| What you are asked to do |
Leaving out the pictures, reproduce each record exactly and in full.

[Opening Extracted information section]

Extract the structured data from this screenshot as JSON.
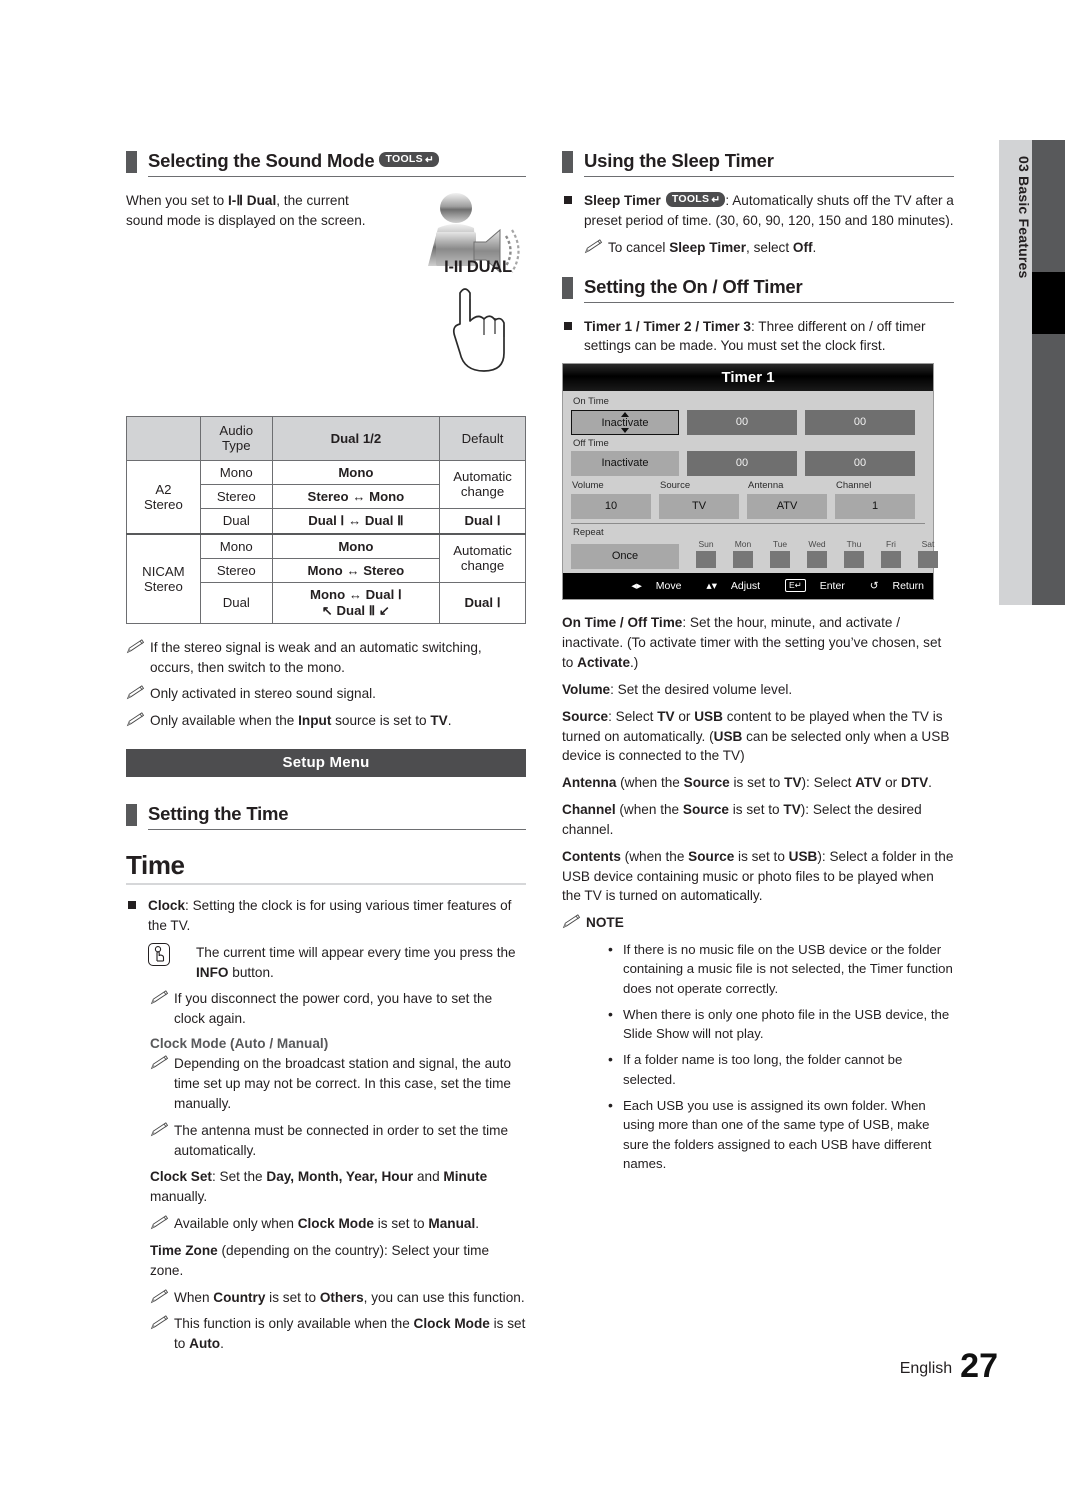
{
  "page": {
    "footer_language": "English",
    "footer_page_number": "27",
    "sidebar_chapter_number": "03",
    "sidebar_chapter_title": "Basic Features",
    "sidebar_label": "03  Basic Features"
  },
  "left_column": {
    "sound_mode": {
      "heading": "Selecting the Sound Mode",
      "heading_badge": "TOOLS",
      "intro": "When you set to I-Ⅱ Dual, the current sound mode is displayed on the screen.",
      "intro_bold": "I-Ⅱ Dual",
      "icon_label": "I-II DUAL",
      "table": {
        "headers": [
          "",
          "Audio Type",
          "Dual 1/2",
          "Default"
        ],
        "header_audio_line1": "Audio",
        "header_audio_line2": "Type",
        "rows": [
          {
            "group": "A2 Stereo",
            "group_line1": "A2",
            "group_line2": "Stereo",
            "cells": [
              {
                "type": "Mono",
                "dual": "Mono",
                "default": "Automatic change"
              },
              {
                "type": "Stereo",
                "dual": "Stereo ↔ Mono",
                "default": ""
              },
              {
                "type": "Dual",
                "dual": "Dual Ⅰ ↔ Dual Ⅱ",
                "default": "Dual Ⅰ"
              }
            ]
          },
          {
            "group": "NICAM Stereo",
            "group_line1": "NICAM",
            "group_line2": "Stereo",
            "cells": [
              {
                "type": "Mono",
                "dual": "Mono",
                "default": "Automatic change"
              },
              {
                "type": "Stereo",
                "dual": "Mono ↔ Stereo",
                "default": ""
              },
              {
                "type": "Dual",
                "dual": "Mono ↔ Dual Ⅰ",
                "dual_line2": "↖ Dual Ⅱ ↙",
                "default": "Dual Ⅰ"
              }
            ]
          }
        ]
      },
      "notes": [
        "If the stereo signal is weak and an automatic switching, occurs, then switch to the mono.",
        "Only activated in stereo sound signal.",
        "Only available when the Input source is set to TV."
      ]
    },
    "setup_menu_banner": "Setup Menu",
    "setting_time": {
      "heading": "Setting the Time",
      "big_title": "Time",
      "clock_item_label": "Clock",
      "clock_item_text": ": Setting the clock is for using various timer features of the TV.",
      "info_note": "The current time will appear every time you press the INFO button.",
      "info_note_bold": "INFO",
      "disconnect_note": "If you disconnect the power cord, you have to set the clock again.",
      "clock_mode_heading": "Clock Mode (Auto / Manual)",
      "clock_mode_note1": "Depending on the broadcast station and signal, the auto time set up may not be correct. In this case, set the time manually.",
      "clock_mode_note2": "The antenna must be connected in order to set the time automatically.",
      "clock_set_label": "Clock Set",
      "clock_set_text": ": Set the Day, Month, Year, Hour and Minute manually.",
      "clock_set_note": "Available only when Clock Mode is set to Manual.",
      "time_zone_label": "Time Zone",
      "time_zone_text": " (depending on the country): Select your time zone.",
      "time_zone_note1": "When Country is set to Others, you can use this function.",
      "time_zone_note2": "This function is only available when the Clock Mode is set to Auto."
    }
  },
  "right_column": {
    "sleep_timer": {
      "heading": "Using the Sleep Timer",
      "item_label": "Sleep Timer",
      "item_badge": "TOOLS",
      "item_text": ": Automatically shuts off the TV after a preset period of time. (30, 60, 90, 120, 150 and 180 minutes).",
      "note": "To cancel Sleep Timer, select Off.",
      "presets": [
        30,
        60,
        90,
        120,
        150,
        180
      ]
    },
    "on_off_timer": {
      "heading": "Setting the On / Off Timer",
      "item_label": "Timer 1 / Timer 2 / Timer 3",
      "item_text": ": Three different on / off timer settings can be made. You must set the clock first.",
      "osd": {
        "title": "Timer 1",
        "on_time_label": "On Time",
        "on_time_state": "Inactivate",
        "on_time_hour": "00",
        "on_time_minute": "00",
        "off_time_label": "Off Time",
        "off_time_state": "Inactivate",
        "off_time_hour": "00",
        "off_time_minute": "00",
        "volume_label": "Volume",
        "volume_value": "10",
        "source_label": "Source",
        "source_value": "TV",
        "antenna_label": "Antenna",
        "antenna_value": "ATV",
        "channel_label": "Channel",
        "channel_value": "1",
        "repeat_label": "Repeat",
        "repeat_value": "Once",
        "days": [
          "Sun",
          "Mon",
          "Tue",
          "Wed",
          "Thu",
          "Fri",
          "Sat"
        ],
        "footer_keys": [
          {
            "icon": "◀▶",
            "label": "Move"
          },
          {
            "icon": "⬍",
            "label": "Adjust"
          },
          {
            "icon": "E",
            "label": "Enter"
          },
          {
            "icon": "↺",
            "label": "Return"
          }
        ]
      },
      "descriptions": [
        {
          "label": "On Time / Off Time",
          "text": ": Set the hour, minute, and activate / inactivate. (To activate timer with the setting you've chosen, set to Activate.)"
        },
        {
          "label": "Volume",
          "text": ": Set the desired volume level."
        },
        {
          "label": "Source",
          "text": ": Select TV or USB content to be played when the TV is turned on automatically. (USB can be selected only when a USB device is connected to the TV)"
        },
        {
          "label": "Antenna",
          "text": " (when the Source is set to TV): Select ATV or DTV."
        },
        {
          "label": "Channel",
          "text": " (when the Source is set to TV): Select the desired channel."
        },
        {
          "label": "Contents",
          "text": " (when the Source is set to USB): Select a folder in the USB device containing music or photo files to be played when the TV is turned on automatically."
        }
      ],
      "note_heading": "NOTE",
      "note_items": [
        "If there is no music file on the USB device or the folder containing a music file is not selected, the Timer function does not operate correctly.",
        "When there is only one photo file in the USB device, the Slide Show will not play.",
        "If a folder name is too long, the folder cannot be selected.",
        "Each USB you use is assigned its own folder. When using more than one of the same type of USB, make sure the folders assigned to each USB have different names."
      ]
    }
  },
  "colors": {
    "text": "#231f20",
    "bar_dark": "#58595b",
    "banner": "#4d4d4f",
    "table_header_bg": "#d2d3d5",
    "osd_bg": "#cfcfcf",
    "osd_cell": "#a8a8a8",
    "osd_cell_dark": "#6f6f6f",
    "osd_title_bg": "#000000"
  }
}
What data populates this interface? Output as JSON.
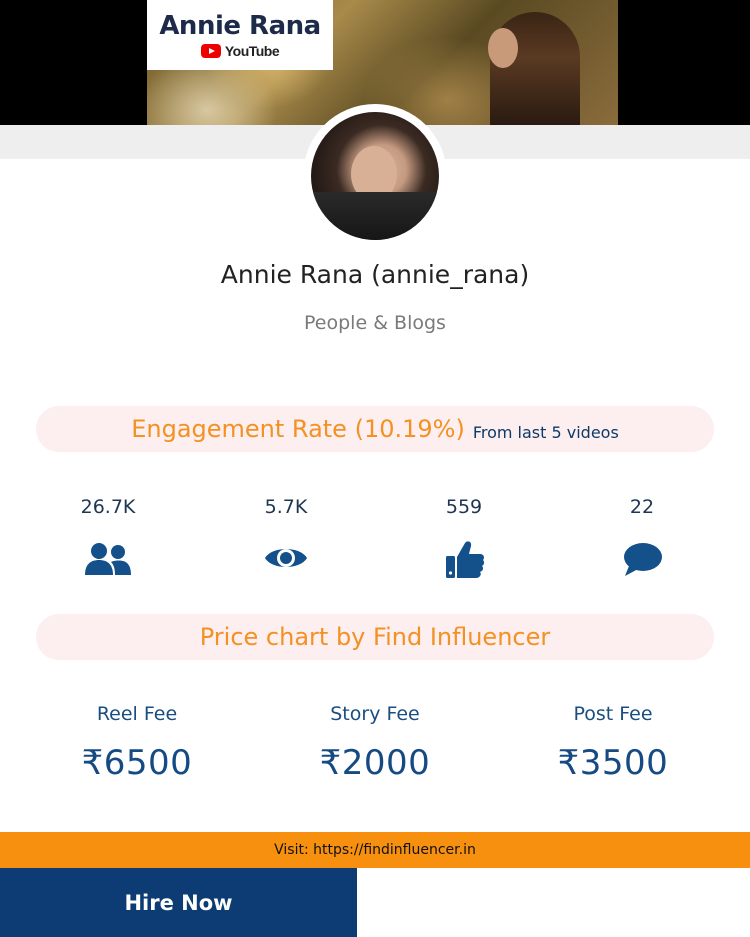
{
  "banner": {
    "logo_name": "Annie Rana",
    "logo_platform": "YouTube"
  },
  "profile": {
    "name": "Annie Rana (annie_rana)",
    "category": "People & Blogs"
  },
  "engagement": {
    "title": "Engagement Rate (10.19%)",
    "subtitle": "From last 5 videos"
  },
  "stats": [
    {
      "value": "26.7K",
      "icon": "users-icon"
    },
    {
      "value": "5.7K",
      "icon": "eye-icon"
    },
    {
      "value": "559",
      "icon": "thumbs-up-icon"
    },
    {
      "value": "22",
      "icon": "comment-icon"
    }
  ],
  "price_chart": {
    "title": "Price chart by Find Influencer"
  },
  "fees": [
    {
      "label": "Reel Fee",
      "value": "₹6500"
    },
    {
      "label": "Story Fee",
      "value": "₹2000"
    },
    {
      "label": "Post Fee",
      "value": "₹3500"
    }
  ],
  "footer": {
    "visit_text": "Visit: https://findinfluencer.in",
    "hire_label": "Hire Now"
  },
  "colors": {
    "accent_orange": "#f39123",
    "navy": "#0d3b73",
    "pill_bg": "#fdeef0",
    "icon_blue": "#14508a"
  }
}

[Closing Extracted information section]

| Written solution |
Extract the structured data from this screenshot as JSON.
{
  "page": {
    "footer_language": "English",
    "footer_page_number": "27",
    "sidebar_chapter_number": "03",
    "sidebar_chapter_title": "Basic Features",
    "sidebar_label": "03  Basic Features"
  },
  "left_column": {
    "sound_mode": {
      "heading": "Selecting the Sound Mode",
      "heading_badge": "TOOLS",
      "intro": "When you set to I-Ⅱ Dual, the current sound mode is displayed on the screen.",
      "intro_bold": "I-Ⅱ Dual",
      "icon_label": "I-II DUAL",
      "table": {
        "headers": [
          "",
          "Audio Type",
          "Dual 1/2",
          "Default"
        ],
        "header_audio_line1": "Audio",
        "header_audio_line2": "Type",
        "rows": [
          {
            "group": "A2 Stereo",
            "group_line1": "A2",
            "group_line2": "Stereo",
            "cells": [
              {
                "type": "Mono",
                "dual": "Mono",
                "default": "Automatic change"
              },
              {
                "type": "Stereo",
                "dual": "Stereo ↔ Mono",
                "default": ""
              },
              {
                "type": "Dual",
                "dual": "Dual Ⅰ ↔ Dual Ⅱ",
                "default": "Dual Ⅰ"
              }
            ]
          },
          {
            "group": "NICAM Stereo",
            "group_line1": "NICAM",
            "group_line2": "Stereo",
            "cells": [
              {
                "type": "Mono",
                "dual": "Mono",
                "default": "Automatic change"
              },
              {
                "type": "Stereo",
                "dual": "Mono ↔ Stereo",
                "default": ""
              },
              {
                "type": "Dual",
                "dual": "Mono ↔ Dual Ⅰ",
                "dual_line2": "↖ Dual Ⅱ ↙",
                "default": "Dual Ⅰ"
              }
            ]
          }
        ]
      },
      "notes": [
        "If the stereo signal is weak and an automatic switching, occurs, then switch to the mono.",
        "Only activated in stereo sound signal.",
        "Only available when the Input source is set to TV."
      ]
    },
    "setup_menu_banner": "Setup Menu",
    "setting_time": {
      "heading": "Setting the Time",
      "big_title": "Time",
      "clock_item_label": "Clock",
      "clock_item_text": ": Setting the clock is for using various timer features of the TV.",
      "info_note": "The current time will appear every time you press the INFO button.",
      "info_note_bold": "INFO",
      "disconnect_note": "If you disconnect the power cord, you have to set the clock again.",
      "clock_mode_heading": "Clock Mode (Auto / Manual)",
      "clock_mode_note1": "Depending on the broadcast station and signal, the auto time set up may not be correct. In this case, set the time manually.",
      "clock_mode_note2": "The antenna must be connected in order to set the time automatically.",
      "clock_set_label": "Clock Set",
      "clock_set_text": ": Set the Day, Month, Year, Hour and Minute manually.",
      "clock_set_note": "Available only when Clock Mode is set to Manual.",
      "time_zone_label": "Time Zone",
      "time_zone_text": " (depending on the country): Select your time zone.",
      "time_zone_note1": "When Country is set to Others, you can use this function.",
      "time_zone_note2": "This function is only available when the Clock Mode is set to Auto."
    }
  },
  "right_column": {
    "sleep_timer": {
      "heading": "Using the Sleep Timer",
      "item_label": "Sleep Timer",
      "item_badge": "TOOLS",
      "item_text": ": Automatically shuts off the TV after a preset period of time. (30, 60, 90, 120, 150 and 180 minutes).",
      "note": "To cancel Sleep Timer, select Off.",
      "presets": [
        30,
        60,
        90,
        120,
        150,
        180
      ]
    },
    "on_off_timer": {
      "heading": "Setting the On / Off Timer",
      "item_label": "Timer 1 / Timer 2 / Timer 3",
      "item_text": ": Three different on / off timer settings can be made. You must set the clock first.",
      "osd": {
        "title": "Timer 1",
        "on_time_label": "On Time",
        "on_time_state": "Inactivate",
        "on_time_hour": "00",
        "on_time_minute": "00",
        "off_time_label": "Off Time",
        "off_time_state": "Inactivate",
        "off_time_hour": "00",
        "off_time_minute": "00",
        "volume_label": "Volume",
        "volume_value": "10",
        "source_label": "Source",
        "source_value": "TV",
        "antenna_label": "Antenna",
        "antenna_value": "ATV",
        "channel_label": "Channel",
        "channel_value": "1",
        "repeat_label": "Repeat",
        "repeat_value": "Once",
        "days": [
          "Sun",
          "Mon",
          "Tue",
          "Wed",
          "Thu",
          "Fri",
          "Sat"
        ],
        "footer_keys": [
          {
            "icon": "◀▶",
            "label": "Move"
          },
          {
            "icon": "⬍",
            "label": "Adjust"
          },
          {
            "icon": "E",
            "label": "Enter"
          },
          {
            "icon": "↺",
            "label": "Return"
          }
        ]
      },
      "descriptions": [
        {
          "label": "On Time / Off Time",
          "text": ": Set the hour, minute, and activate / inactivate. (To activate timer with the setting you've chosen, set to Activate.)"
        },
        {
          "label": "Volume",
          "text": ": Set the desired volume level."
        },
        {
          "label": "Source",
          "text": ": Select TV or USB content to be played when the TV is turned on automatically. (USB can be selected only when a USB device is connected to the TV)"
        },
        {
          "label": "Antenna",
          "text": " (when the Source is set to TV): Select ATV or DTV."
        },
        {
          "label": "Channel",
          "text": " (when the Source is set to TV): Select the desired channel."
        },
        {
          "label": "Contents",
          "text": " (when the Source is set to USB): Select a folder in the USB device containing music or photo files to be played when the TV is turned on automatically."
        }
      ],
      "note_heading": "NOTE",
      "note_items": [
        "If there is no music file on the USB device or the folder containing a music file is not selected, the Timer function does not operate correctly.",
        "When there is only one photo file in the USB device, the Slide Show will not play.",
        "If a folder name is too long, the folder cannot be selected.",
        "Each USB you use is assigned its own folder. When using more than one of the same type of USB, make sure the folders assigned to each USB have different names."
      ]
    }
  },
  "colors": {
    "text": "#231f20",
    "bar_dark": "#58595b",
    "banner": "#4d4d4f",
    "table_header_bg": "#d2d3d5",
    "osd_bg": "#cfcfcf",
    "osd_cell": "#a8a8a8",
    "osd_cell_dark": "#6f6f6f",
    "osd_title_bg": "#000000"
  }
}
What data populates this interface? Output as JSON.
{
  "banner": {
    "logo_name": "Annie Rana",
    "logo_platform": "YouTube"
  },
  "profile": {
    "name": "Annie Rana (annie_rana)",
    "category": "People & Blogs"
  },
  "engagement": {
    "title": "Engagement Rate (10.19%)",
    "subtitle": "From last 5 videos"
  },
  "stats": [
    {
      "value": "26.7K",
      "icon": "users-icon"
    },
    {
      "value": "5.7K",
      "icon": "eye-icon"
    },
    {
      "value": "559",
      "icon": "thumbs-up-icon"
    },
    {
      "value": "22",
      "icon": "comment-icon"
    }
  ],
  "price_chart": {
    "title": "Price chart by Find Influencer"
  },
  "fees": [
    {
      "label": "Reel Fee",
      "value": "₹6500"
    },
    {
      "label": "Story Fee",
      "value": "₹2000"
    },
    {
      "label": "Post Fee",
      "value": "₹3500"
    }
  ],
  "footer": {
    "visit_text": "Visit: https://findinfluencer.in",
    "hire_label": "Hire Now"
  },
  "colors": {
    "accent_orange": "#f39123",
    "navy": "#0d3b73",
    "pill_bg": "#fdeef0",
    "icon_blue": "#14508a"
  }
}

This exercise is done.